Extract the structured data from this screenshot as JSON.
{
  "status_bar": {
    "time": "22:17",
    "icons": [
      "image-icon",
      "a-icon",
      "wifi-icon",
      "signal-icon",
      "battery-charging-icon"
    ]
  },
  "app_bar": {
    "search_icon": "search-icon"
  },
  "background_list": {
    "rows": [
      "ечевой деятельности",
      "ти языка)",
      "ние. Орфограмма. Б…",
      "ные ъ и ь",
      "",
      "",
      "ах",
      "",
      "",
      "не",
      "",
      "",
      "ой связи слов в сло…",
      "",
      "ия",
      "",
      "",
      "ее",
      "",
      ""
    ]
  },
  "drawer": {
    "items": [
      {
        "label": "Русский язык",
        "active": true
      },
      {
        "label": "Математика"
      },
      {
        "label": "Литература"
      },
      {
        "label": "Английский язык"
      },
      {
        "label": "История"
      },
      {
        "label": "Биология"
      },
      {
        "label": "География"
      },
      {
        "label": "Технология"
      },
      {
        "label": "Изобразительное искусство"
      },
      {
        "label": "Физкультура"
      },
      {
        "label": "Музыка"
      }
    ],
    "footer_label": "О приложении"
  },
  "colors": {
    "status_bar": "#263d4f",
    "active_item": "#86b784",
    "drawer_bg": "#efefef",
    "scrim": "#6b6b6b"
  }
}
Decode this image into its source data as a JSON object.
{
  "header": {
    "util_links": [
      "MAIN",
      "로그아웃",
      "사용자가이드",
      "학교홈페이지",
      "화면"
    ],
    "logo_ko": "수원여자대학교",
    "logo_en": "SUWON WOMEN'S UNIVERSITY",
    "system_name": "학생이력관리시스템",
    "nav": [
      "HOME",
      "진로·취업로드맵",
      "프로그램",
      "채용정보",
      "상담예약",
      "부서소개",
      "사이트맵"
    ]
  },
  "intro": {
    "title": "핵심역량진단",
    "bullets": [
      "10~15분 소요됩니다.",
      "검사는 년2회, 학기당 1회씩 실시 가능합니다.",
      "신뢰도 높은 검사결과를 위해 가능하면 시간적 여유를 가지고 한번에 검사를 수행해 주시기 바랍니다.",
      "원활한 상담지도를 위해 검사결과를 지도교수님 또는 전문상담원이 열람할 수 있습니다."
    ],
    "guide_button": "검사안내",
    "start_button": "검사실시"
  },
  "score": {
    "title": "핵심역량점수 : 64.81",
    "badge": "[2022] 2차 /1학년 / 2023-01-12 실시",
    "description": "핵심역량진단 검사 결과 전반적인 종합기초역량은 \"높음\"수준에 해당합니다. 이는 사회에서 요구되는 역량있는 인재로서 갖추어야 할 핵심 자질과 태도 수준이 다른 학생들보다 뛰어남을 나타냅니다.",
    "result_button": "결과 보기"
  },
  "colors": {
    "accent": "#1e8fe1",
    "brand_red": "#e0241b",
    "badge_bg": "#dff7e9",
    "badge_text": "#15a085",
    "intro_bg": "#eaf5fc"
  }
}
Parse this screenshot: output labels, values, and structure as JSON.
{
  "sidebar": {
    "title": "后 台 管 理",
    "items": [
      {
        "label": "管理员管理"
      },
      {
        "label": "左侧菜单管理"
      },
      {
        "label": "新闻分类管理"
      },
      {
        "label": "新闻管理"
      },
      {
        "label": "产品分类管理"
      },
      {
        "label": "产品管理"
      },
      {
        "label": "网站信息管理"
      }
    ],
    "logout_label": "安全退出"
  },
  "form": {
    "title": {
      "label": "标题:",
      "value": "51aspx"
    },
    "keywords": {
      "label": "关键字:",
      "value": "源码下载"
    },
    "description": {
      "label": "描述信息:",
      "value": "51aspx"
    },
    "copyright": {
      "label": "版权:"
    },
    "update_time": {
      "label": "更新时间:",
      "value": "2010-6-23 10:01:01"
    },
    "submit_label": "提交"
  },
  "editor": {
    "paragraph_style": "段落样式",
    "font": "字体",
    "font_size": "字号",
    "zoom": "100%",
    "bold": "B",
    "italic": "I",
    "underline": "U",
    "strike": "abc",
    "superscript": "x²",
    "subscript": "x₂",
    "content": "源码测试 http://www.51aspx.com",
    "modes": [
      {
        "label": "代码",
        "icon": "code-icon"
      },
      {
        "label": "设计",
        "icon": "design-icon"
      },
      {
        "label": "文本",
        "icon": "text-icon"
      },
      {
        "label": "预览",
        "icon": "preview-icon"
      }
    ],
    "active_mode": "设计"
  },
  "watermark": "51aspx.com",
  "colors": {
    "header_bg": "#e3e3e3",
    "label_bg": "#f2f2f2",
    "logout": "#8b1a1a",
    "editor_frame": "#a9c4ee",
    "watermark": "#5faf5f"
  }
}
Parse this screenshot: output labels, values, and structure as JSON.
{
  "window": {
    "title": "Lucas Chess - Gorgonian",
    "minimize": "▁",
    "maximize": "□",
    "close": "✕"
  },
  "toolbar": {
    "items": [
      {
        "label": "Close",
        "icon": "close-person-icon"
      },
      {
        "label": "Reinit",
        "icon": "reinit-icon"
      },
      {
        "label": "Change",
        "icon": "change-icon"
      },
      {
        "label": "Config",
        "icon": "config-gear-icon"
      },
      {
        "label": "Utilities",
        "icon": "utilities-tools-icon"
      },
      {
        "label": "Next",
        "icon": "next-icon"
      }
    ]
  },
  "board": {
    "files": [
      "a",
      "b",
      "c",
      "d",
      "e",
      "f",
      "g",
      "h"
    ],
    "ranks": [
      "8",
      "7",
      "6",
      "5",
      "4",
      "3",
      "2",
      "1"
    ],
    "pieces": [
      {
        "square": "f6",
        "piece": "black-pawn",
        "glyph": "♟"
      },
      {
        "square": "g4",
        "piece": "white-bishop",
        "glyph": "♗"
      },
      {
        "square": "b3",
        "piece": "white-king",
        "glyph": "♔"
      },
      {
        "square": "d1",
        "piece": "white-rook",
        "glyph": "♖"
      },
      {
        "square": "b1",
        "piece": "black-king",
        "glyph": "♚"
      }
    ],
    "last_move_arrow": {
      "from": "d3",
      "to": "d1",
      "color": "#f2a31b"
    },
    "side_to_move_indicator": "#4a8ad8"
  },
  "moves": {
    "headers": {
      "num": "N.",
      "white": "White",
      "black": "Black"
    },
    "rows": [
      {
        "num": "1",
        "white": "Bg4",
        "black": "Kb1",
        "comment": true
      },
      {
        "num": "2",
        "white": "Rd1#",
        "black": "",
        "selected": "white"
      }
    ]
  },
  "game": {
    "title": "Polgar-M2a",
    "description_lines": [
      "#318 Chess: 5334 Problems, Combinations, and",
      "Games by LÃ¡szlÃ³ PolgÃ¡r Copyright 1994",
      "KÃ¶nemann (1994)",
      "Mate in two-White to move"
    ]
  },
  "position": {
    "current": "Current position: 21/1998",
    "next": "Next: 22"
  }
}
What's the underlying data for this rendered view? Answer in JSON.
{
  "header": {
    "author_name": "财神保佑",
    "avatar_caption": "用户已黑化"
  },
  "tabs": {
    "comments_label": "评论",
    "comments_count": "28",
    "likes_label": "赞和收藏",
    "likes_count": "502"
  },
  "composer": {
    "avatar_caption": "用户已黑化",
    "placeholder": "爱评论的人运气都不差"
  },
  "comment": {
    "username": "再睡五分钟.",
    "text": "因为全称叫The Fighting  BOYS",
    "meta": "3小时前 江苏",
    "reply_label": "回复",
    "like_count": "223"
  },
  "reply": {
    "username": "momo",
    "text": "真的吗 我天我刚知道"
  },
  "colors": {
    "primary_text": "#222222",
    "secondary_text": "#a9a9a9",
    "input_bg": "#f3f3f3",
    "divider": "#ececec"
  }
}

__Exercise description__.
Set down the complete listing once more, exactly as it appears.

__Response for this exercise__.
Extract the structured data from this screenshot as JSON.
{
  "status_bar": {
    "time": "22:17",
    "icons": [
      "image-icon",
      "a-icon",
      "wifi-icon",
      "signal-icon",
      "battery-charging-icon"
    ]
  },
  "app_bar": {
    "search_icon": "search-icon"
  },
  "background_list": {
    "rows": [
      "ечевой деятельности",
      "ти языка)",
      "ние. Орфограмма. Б…",
      "ные ъ и ь",
      "",
      "",
      "ах",
      "",
      "",
      "не",
      "",
      "",
      "ой связи слов в сло…",
      "",
      "ия",
      "",
      "",
      "ее",
      "",
      ""
    ]
  },
  "drawer": {
    "items": [
      {
        "label": "Русский язык",
        "active": true
      },
      {
        "label": "Математика"
      },
      {
        "label": "Литература"
      },
      {
        "label": "Английский язык"
      },
      {
        "label": "История"
      },
      {
        "label": "Биология"
      },
      {
        "label": "География"
      },
      {
        "label": "Технология"
      },
      {
        "label": "Изобразительное искусство"
      },
      {
        "label": "Физкультура"
      },
      {
        "label": "Музыка"
      }
    ],
    "footer_label": "О приложении"
  },
  "colors": {
    "status_bar": "#263d4f",
    "active_item": "#86b784",
    "drawer_bg": "#efefef",
    "scrim": "#6b6b6b"
  }
}
Decode this image into its source data as a JSON object.
{
  "header": {
    "util_links": [
      "MAIN",
      "로그아웃",
      "사용자가이드",
      "학교홈페이지",
      "화면"
    ],
    "logo_ko": "수원여자대학교",
    "logo_en": "SUWON WOMEN'S UNIVERSITY",
    "system_name": "학생이력관리시스템",
    "nav": [
      "HOME",
      "진로·취업로드맵",
      "프로그램",
      "채용정보",
      "상담예약",
      "부서소개",
      "사이트맵"
    ]
  },
  "intro": {
    "title": "핵심역량진단",
    "bullets": [
      "10~15분 소요됩니다.",
      "검사는 년2회, 학기당 1회씩 실시 가능합니다.",
      "신뢰도 높은 검사결과를 위해 가능하면 시간적 여유를 가지고 한번에 검사를 수행해 주시기 바랍니다.",
      "원활한 상담지도를 위해 검사결과를 지도교수님 또는 전문상담원이 열람할 수 있습니다."
    ],
    "guide_button": "검사안내",
    "start_button": "검사실시"
  },
  "score": {
    "title": "핵심역량점수 : 64.81",
    "badge": "[2022] 2차 /1학년 / 2023-01-12 실시",
    "description": "핵심역량진단 검사 결과 전반적인 종합기초역량은 \"높음\"수준에 해당합니다. 이는 사회에서 요구되는 역량있는 인재로서 갖추어야 할 핵심 자질과 태도 수준이 다른 학생들보다 뛰어남을 나타냅니다.",
    "result_button": "결과 보기"
  },
  "colors": {
    "accent": "#1e8fe1",
    "brand_red": "#e0241b",
    "badge_bg": "#dff7e9",
    "badge_text": "#15a085",
    "intro_bg": "#eaf5fc"
  }
}
Parse this screenshot: output labels, values, and structure as JSON.
{
  "sidebar": {
    "title": "后 台 管 理",
    "items": [
      {
        "label": "管理员管理"
      },
      {
        "label": "左侧菜单管理"
      },
      {
        "label": "新闻分类管理"
      },
      {
        "label": "新闻管理"
      },
      {
        "label": "产品分类管理"
      },
      {
        "label": "产品管理"
      },
      {
        "label": "网站信息管理"
      }
    ],
    "logout_label": "安全退出"
  },
  "form": {
    "title": {
      "label": "标题:",
      "value": "51aspx"
    },
    "keywords": {
      "label": "关键字:",
      "value": "源码下载"
    },
    "description": {
      "label": "描述信息:",
      "value": "51aspx"
    },
    "copyright": {
      "label": "版权:"
    },
    "update_time": {
      "label": "更新时间:",
      "value": "2010-6-23 10:01:01"
    },
    "submit_label": "提交"
  },
  "editor": {
    "paragraph_style": "段落样式",
    "font": "字体",
    "font_size": "字号",
    "zoom": "100%",
    "bold": "B",
    "italic": "I",
    "underline": "U",
    "strike": "abc",
    "superscript": "x²",
    "subscript": "x₂",
    "content": "源码测试 http://www.51aspx.com",
    "modes": [
      {
        "label": "代码",
        "icon": "code-icon"
      },
      {
        "label": "设计",
        "icon": "design-icon"
      },
      {
        "label": "文本",
        "icon": "text-icon"
      },
      {
        "label": "预览",
        "icon": "preview-icon"
      }
    ],
    "active_mode": "设计"
  },
  "watermark": "51aspx.com",
  "colors": {
    "header_bg": "#e3e3e3",
    "label_bg": "#f2f2f2",
    "logout": "#8b1a1a",
    "editor_frame": "#a9c4ee",
    "watermark": "#5faf5f"
  }
}
Parse this screenshot: output labels, values, and structure as JSON.
{
  "window": {
    "title": "Lucas Chess - Gorgonian",
    "minimize": "▁",
    "maximize": "□",
    "close": "✕"
  },
  "toolbar": {
    "items": [
      {
        "label": "Close",
        "icon": "close-person-icon"
      },
      {
        "label": "Reinit",
        "icon": "reinit-icon"
      },
      {
        "label": "Change",
        "icon": "change-icon"
      },
      {
        "label": "Config",
        "icon": "config-gear-icon"
      },
      {
        "label": "Utilities",
        "icon": "utilities-tools-icon"
      },
      {
        "label": "Next",
        "icon": "next-icon"
      }
    ]
  },
  "board": {
    "files": [
      "a",
      "b",
      "c",
      "d",
      "e",
      "f",
      "g",
      "h"
    ],
    "ranks": [
      "8",
      "7",
      "6",
      "5",
      "4",
      "3",
      "2",
      "1"
    ],
    "pieces": [
      {
        "square": "f6",
        "piece": "black-pawn",
        "glyph": "♟"
      },
      {
        "square": "g4",
        "piece": "white-bishop",
        "glyph": "♗"
      },
      {
        "square": "b3",
        "piece": "white-king",
        "glyph": "♔"
      },
      {
        "square": "d1",
        "piece": "white-rook",
        "glyph": "♖"
      },
      {
        "square": "b1",
        "piece": "black-king",
        "glyph": "♚"
      }
    ],
    "last_move_arrow": {
      "from": "d3",
      "to": "d1",
      "color": "#f2a31b"
    },
    "side_to_move_indicator": "#4a8ad8"
  },
  "moves": {
    "headers": {
      "num": "N.",
      "white": "White",
      "black": "Black"
    },
    "rows": [
      {
        "num": "1",
        "white": "Bg4",
        "black": "Kb1",
        "comment": true
      },
      {
        "num": "2",
        "white": "Rd1#",
        "black": "",
        "selected": "white"
      }
    ]
  },
  "game": {
    "title": "Polgar-M2a",
    "description_lines": [
      "#318 Chess: 5334 Problems, Combinations, and",
      "Games by LÃ¡szlÃ³ PolgÃ¡r Copyright 1994",
      "KÃ¶nemann (1994)",
      "Mate in two-White to move"
    ]
  },
  "position": {
    "current": "Current position: 21/1998",
    "next": "Next: 22"
  }
}
What's the underlying data for this rendered view? Answer in JSON.
{
  "header": {
    "author_name": "财神保佑",
    "avatar_caption": "用户已黑化"
  },
  "tabs": {
    "comments_label": "评论",
    "comments_count": "28",
    "likes_label": "赞和收藏",
    "likes_count": "502"
  },
  "composer": {
    "avatar_caption": "用户已黑化",
    "placeholder": "爱评论的人运气都不差"
  },
  "comment": {
    "username": "再睡五分钟.",
    "text": "因为全称叫The Fighting  BOYS",
    "meta": "3小时前 江苏",
    "reply_label": "回复",
    "like_count": "223"
  },
  "reply": {
    "username": "momo",
    "text": "真的吗 我天我刚知道"
  },
  "colors": {
    "primary_text": "#222222",
    "secondary_text": "#a9a9a9",
    "input_bg": "#f3f3f3",
    "divider": "#ececec"
  }
}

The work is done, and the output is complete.